Today is World Mental Health Day. We are all mindful of looking after our physical health, watching what we eat, asking ourselves whether we get enough exercise, etc. But how many of us actually stop to think about whether we are looking after our own mental health?
It is just as important to look after our mental wellbeing as much as our physical health. Conditions such as stress, anxiety and depression, to name but a few, can impact upon any of us.
A District Judge recently gave a very honest and open account about how depression and anxiety forced her to take 11 months out of work, and spoke out about bringing mental health diagnosis into the open.
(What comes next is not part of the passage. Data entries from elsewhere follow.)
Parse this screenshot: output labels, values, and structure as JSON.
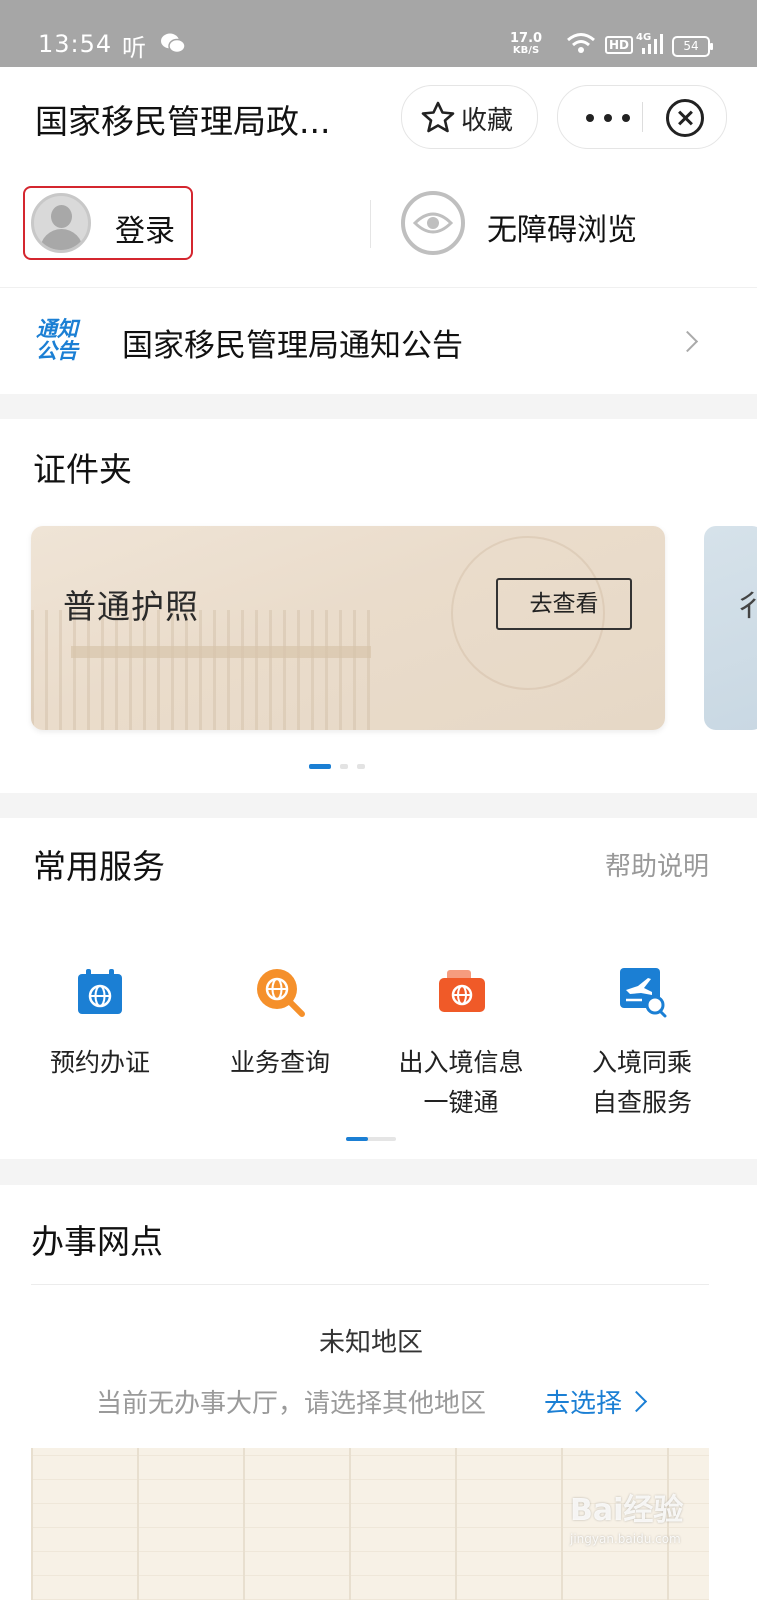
{
  "status_bar": {
    "time": "13:54",
    "listen_label": "听",
    "net_speed": "17.0",
    "net_unit": "KB/S",
    "hd_label": "HD",
    "signal_label": "4G",
    "battery": "54"
  },
  "nav": {
    "title": "国家移民管理局政...",
    "favorite_label": "收藏"
  },
  "account": {
    "login_label": "登录",
    "accessibility_label": "无障碍浏览"
  },
  "notice": {
    "icon_line1": "通知",
    "icon_line2": "公告",
    "text": "国家移民管理局通知公告"
  },
  "wallet": {
    "title": "证件夹",
    "card_name": "普通护照",
    "card_button": "去查看",
    "next_card_peek": "彳"
  },
  "services": {
    "title": "常用服务",
    "help_label": "帮助说明",
    "items": [
      {
        "label_line1": "预约办证",
        "label_line2": "",
        "icon": "calendar-globe-icon",
        "color": "#1b7fd4"
      },
      {
        "label_line1": "业务查询",
        "label_line2": "",
        "icon": "search-globe-icon",
        "color": "#f5902b"
      },
      {
        "label_line1": "出入境信息",
        "label_line2": "一键通",
        "icon": "wallet-globe-icon",
        "color": "#f05a28"
      },
      {
        "label_line1": "入境同乘",
        "label_line2": "自查服务",
        "icon": "flight-search-icon",
        "color": "#1b7fd4"
      }
    ]
  },
  "offices": {
    "title": "办事网点",
    "region": "未知地区",
    "no_hall_text": "当前无办事大厅，请选择其他地区",
    "choose_label": "去选择"
  },
  "watermark": {
    "brand": "Bai经验",
    "url": "jingyan.baidu.com"
  },
  "colors": {
    "accent_blue": "#1b7fd4",
    "highlight_red": "#d4262f"
  }
}
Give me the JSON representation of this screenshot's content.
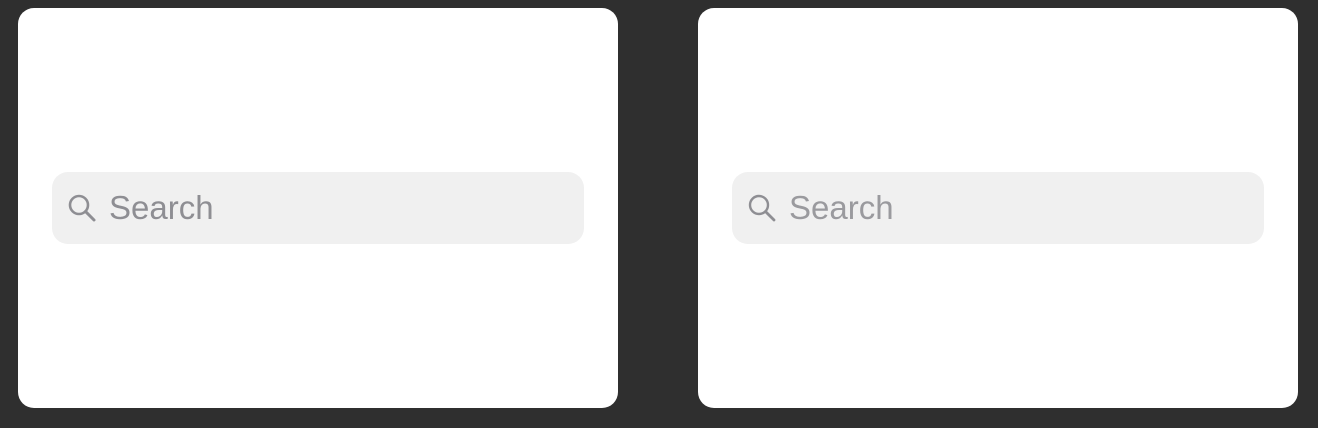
{
  "colors": {
    "background": "#2f2f2f",
    "panel": "#ffffff",
    "search_field": "#f0f0f0",
    "placeholder": "#8e8e93",
    "icon": "#8e8e93"
  },
  "panels": [
    {
      "search": {
        "placeholder": "Search",
        "value": "",
        "icon": "magnifying-glass"
      }
    },
    {
      "search": {
        "placeholder": "Search",
        "value": "",
        "icon": "magnifying-glass"
      }
    }
  ]
}
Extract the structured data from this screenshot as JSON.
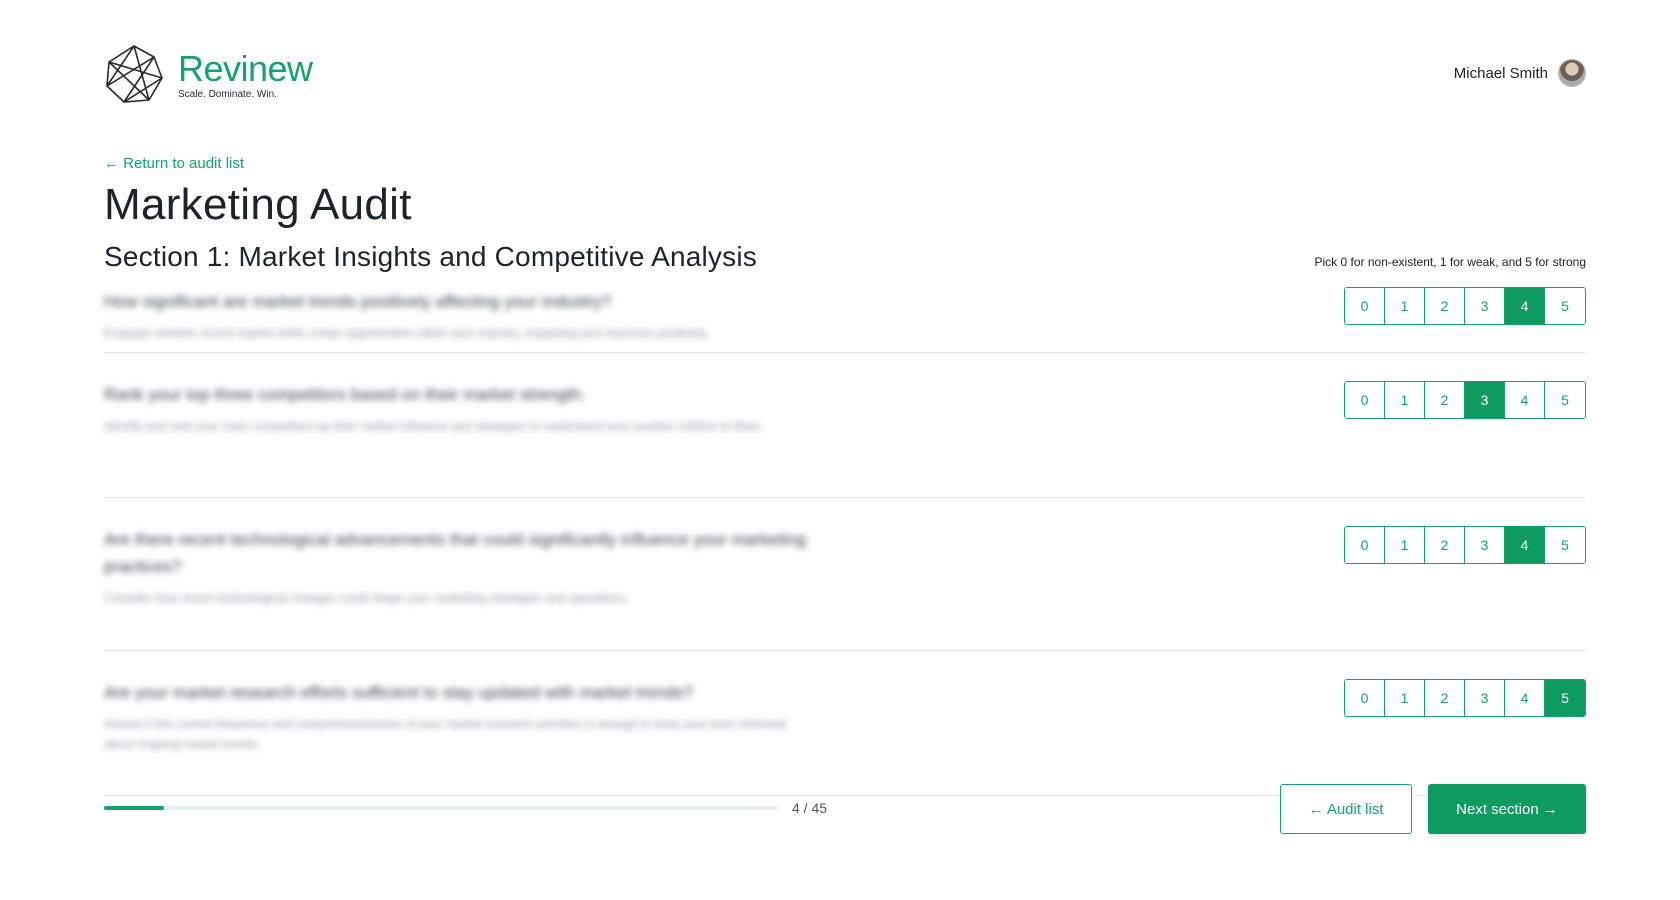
{
  "brand": {
    "name": "Revinew",
    "tagline": "Scale. Dominate. Win.",
    "accent": "#12a46b"
  },
  "user": {
    "name": "Michael Smith"
  },
  "nav": {
    "back_link": "← Return to audit list"
  },
  "page": {
    "title": "Marketing Audit",
    "section_title": "Section 1: Market Insights and Competitive Analysis",
    "hint": "Pick 0 for non-existent, 1 for weak, and 5 for strong"
  },
  "scale_options": [
    "0",
    "1",
    "2",
    "3",
    "4",
    "5"
  ],
  "questions": [
    {
      "title": "How significant are market trends positively affecting your industry?",
      "description": "Evaluate whether recent market shifts create opportunities within your industry, impacting your business positively.",
      "selected": "4"
    },
    {
      "title": "Rank your top three competitors based on their market strength.",
      "description": "Identify and rank your main competitors by their market influence and strategies to understand your position relative to them.",
      "selected": "3"
    },
    {
      "title": "Are there recent technological advancements that could significantly influence your marketing practices?",
      "description": "Consider how recent technological changes could shape your marketing strategies and operations.",
      "selected": "4"
    },
    {
      "title": "Are your market research efforts sufficient to stay updated with market trends?",
      "description": "Assess if the current frequency and comprehensiveness of your market research activities is enough to keep your team informed about ongoing market trends.",
      "selected": "5"
    }
  ],
  "progress": {
    "label": "4 / 45",
    "fraction": 0.0889
  },
  "footer": {
    "audit_list_label": "← Audit list",
    "next_label": "Next section →"
  }
}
In the article, she spoke openly about trying to remove the stigma and embarrassment that people may feel from naming any diagnosis or condition. Although relating to discussions in court, her comments should ring true just as much everywhere.
If you feel you need help there is no shame in seeking support and assistance from your GP or other support agency.
As lawyers we are used to being precise and correct with our vocabulary. So why do we still speak in hushed euphemisms when it comes to mental ill-health? The answer is fear. For those who are ill, there is a fear of being stigmatised. Of being seen as unstable, unreliable, a liability. We can dread being labelled as ‘crazy’. We are afraid that people will assume that we will never be able to be trusted with our jobs.